Posting a troll of a review in an attempt to get the author or other reviewers to engage in a petty online debate is not ethical or polite. It is selfish, divisive, unproductive behavior that only serves to tell others you aren’t worth interacting with. And when you engage in any of the above behaviors you make writers afraid to post and put themselves out there. You make it harder for us to interact online with fans and reviewers alike because we have to be ever more cautious, lest we say something that will be taken out of context and used to ruin our careers, or at the least make us persona non grata in specific corners of the digital world.

On a personal note, my favorite review of The Accidental Apprentice so far was from Matt Ely. It was posted to Goodreads as 4 stars, but the original was posted at JC’s Book Haven as a 3.5 stars- Better than Good. It is my favorite because it is completely honest. It is the perfect example of integrity in reviewing. I get to feel great about the stuff I did well because I know he is being honest about them since he includes, in very clear terms, the things he struggled with. I now have some great input about how to improve in the future. And I hope Matt will grace future works with similar honesty.

I love all those that have given me a review. And I am so grateful for every review I get. It tells me that the book is getting out there. It tells me that I have made (a very tiny) impact. And it gives others who may be passing by a heads up, “Hey someone actually read this book, and thought something about it.” Sometimes that’s enough to make a fellow reader curious about picking it up.

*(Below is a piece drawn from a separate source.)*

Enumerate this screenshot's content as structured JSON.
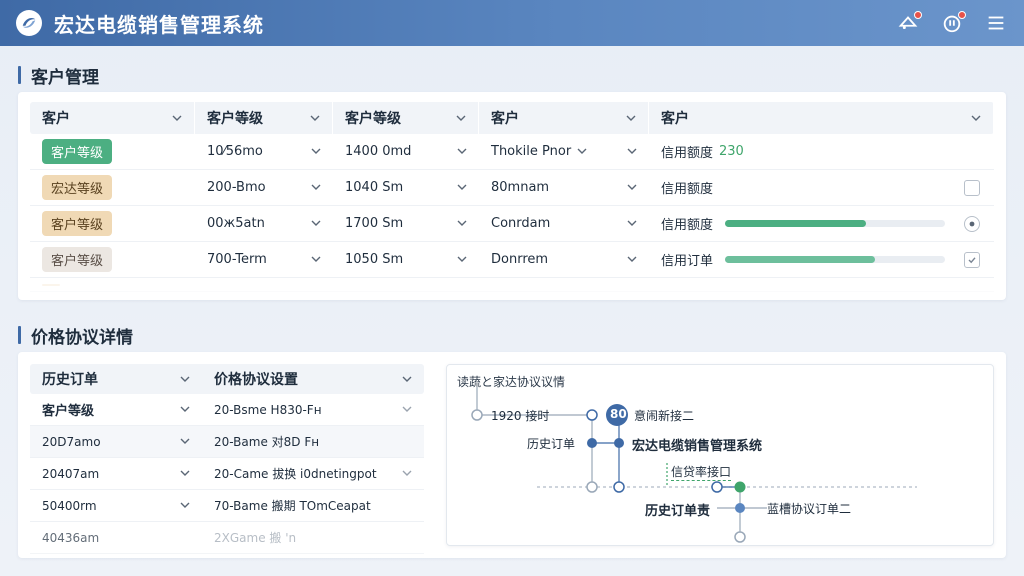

So conclusion? Writing and publishing books is a subjective field. As a result, like every other industry, it only works if all those participating do so with integrity. Honesty about how well/poorly a book is written, how interesting/boring it is, and treating each other with dignity (as well as behaving with dignity) are the only way we can trust each other. It’s the only way this relationship works. And if that wonderful give and take breaks down, what is left will never be as true to our awesome natures as it could be. And the loss of that potential, rather than a ranking on some social media site, is the real casualty.